In the listing below, pick out lines with "title".
── Data supplied
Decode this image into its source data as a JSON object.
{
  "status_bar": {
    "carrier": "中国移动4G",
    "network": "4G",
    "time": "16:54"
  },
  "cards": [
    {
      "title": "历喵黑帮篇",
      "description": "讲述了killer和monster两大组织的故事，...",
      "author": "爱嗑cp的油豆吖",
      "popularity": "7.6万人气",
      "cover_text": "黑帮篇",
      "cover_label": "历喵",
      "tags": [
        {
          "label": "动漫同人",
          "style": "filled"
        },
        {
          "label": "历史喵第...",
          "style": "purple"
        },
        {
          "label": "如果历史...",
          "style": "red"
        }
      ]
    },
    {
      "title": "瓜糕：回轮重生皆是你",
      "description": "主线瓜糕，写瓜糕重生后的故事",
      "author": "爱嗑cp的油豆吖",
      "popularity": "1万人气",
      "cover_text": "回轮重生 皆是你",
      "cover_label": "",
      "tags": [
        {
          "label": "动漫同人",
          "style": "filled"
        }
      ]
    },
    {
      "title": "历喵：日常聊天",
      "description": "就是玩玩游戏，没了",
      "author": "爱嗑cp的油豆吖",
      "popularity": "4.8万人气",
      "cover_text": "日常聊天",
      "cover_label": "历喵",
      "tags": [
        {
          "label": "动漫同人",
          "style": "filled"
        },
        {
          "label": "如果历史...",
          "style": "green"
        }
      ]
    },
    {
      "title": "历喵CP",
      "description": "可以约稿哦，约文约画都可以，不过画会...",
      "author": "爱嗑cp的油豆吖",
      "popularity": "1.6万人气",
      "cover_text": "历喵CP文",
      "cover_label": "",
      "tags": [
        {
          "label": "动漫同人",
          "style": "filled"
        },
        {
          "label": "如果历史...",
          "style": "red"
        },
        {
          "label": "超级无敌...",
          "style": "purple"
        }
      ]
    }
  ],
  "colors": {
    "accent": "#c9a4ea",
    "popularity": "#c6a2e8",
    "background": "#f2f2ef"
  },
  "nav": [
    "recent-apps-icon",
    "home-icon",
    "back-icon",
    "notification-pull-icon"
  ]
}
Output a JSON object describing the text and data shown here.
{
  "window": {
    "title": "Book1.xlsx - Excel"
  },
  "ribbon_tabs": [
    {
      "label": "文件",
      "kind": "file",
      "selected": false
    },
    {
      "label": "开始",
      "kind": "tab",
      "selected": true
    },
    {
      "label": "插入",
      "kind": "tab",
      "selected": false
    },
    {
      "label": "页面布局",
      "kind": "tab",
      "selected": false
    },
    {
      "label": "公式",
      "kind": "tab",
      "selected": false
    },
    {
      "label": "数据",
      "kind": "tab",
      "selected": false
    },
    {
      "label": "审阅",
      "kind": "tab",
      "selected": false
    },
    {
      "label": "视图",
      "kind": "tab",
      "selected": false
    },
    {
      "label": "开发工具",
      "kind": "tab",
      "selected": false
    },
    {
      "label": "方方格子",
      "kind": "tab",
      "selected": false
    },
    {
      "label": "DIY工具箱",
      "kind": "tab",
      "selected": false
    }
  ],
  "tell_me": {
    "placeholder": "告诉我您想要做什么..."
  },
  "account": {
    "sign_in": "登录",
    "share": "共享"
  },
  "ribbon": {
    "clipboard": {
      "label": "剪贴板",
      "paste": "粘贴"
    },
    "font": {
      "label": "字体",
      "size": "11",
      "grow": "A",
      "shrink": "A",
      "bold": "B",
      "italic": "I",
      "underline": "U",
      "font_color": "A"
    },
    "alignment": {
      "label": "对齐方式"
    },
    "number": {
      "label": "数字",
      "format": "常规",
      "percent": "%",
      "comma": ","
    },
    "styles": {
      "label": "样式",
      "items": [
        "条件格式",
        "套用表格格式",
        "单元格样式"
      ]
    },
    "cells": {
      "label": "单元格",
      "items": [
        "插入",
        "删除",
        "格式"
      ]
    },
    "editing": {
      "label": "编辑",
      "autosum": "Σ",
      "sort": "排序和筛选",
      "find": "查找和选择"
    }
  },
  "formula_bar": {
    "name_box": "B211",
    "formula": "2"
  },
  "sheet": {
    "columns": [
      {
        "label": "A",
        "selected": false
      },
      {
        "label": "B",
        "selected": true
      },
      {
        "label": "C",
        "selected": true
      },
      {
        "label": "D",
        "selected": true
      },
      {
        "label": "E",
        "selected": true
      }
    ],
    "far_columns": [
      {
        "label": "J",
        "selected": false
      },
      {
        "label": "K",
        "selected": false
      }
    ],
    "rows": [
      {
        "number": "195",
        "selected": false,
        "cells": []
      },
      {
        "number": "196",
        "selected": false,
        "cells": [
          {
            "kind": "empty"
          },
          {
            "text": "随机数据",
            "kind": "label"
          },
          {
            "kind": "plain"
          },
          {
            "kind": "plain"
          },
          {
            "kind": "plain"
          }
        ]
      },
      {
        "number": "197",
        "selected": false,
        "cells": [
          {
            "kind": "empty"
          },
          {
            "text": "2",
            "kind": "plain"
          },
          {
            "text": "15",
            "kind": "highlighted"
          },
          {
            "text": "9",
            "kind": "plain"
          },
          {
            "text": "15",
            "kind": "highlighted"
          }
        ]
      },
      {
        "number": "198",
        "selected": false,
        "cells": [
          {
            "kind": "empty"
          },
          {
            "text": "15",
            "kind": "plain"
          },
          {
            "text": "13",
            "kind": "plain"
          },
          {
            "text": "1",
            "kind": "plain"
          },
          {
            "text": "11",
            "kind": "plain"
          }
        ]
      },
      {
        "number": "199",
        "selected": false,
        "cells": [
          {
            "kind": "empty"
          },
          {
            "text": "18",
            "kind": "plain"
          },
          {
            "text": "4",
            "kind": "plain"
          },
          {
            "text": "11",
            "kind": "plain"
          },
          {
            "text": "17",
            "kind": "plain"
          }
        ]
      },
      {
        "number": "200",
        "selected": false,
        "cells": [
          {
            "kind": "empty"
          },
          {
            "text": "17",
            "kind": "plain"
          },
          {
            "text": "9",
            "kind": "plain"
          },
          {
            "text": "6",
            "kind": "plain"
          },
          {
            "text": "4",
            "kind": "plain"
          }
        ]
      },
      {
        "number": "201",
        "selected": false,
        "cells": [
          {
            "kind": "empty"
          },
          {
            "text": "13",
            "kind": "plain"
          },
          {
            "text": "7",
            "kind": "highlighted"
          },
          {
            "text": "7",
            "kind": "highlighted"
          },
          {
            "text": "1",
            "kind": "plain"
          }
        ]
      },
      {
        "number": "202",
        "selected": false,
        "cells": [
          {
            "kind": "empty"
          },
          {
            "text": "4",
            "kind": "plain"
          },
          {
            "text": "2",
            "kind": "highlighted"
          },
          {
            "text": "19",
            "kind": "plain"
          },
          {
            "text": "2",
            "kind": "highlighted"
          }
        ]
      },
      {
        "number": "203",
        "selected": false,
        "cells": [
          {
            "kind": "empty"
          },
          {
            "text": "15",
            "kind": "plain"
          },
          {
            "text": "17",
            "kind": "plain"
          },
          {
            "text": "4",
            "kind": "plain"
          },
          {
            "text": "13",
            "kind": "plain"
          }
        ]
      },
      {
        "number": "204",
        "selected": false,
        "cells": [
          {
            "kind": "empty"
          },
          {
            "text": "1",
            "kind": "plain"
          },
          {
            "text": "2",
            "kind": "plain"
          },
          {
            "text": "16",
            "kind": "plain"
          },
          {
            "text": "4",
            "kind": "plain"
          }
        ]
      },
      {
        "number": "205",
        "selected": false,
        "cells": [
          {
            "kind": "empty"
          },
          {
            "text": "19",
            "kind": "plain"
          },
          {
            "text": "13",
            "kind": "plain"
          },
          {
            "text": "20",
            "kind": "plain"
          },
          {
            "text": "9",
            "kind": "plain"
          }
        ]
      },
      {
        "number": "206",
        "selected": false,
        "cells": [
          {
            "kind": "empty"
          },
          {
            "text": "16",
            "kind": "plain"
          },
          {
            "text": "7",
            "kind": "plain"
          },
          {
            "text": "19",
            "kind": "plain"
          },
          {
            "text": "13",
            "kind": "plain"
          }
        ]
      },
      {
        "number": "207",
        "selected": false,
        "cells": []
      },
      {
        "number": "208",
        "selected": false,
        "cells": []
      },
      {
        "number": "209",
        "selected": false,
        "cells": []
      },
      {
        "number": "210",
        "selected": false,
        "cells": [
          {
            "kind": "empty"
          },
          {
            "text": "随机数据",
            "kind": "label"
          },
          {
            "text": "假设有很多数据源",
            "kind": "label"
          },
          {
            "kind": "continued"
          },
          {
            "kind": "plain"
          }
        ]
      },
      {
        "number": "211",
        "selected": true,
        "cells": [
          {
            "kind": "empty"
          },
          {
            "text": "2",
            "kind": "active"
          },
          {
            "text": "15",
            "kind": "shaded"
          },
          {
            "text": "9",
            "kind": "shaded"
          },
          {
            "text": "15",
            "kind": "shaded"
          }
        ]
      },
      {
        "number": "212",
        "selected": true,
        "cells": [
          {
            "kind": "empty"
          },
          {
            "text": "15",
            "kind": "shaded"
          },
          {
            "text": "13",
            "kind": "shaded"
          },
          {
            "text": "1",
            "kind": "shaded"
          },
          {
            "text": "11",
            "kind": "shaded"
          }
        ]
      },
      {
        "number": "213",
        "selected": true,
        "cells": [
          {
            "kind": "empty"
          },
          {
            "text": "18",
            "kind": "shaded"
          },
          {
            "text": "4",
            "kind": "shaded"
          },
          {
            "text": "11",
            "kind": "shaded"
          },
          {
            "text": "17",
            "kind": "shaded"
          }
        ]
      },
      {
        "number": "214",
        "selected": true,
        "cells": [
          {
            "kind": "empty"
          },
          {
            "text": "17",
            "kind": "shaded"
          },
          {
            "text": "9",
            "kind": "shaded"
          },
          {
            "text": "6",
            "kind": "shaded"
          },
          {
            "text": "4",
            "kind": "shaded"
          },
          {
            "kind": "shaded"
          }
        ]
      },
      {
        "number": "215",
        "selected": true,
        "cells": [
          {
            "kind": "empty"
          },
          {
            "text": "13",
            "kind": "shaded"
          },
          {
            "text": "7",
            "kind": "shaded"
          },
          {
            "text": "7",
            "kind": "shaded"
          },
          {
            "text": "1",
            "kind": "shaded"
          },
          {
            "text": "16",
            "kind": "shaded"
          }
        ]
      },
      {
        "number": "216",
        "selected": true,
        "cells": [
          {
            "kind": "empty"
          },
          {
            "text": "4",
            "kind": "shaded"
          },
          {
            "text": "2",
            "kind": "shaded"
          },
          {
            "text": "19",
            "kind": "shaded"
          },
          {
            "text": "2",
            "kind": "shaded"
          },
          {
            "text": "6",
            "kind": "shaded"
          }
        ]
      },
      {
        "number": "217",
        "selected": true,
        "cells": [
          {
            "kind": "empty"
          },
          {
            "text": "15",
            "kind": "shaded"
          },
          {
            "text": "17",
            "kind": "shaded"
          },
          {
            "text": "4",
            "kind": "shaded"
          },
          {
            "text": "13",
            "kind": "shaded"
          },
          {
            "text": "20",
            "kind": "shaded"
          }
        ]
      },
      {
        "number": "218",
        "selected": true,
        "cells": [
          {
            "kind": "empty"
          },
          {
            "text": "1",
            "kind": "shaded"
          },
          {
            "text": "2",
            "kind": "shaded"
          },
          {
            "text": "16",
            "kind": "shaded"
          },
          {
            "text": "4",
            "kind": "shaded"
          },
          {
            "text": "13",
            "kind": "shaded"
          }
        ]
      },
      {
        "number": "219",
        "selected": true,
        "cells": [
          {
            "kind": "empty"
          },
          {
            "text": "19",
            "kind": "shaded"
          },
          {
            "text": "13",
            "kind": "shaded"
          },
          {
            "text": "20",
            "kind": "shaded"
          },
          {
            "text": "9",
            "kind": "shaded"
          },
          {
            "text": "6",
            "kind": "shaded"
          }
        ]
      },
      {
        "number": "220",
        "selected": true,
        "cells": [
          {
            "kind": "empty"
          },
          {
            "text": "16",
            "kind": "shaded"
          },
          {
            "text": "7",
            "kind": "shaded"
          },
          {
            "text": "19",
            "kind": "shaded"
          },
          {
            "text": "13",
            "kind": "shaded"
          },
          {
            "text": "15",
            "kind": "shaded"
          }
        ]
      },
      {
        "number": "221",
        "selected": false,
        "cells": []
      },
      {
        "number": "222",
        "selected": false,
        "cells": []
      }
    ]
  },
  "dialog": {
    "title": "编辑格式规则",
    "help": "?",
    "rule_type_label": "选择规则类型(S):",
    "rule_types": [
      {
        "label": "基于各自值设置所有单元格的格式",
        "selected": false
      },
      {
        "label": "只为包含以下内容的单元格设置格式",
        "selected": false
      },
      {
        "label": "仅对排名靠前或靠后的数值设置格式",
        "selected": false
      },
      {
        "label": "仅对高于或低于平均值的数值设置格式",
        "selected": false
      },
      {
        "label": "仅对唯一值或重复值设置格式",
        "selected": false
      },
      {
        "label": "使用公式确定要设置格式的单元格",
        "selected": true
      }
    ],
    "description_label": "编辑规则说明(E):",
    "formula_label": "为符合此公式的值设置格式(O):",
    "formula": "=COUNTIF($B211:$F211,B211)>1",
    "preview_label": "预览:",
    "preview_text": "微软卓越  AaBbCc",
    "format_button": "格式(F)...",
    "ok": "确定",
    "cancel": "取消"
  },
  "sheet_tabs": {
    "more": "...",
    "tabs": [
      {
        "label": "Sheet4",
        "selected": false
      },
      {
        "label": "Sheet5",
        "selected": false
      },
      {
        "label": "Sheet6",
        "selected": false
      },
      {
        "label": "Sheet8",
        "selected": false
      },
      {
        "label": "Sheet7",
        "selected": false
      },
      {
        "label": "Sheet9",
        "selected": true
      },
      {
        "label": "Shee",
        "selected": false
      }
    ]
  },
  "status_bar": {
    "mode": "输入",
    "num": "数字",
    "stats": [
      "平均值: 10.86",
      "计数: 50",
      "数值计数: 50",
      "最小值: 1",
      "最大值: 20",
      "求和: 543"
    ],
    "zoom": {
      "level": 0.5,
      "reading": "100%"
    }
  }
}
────
## Response:
      "title": "历喵黑帮篇",
      "title": "瓜糕：回轮重生皆是你",
      "title": "历喵：日常聊天",
      "title": "历喵CP",
    "title": "Book1.xlsx - Excel"
    "title": "编辑格式规则",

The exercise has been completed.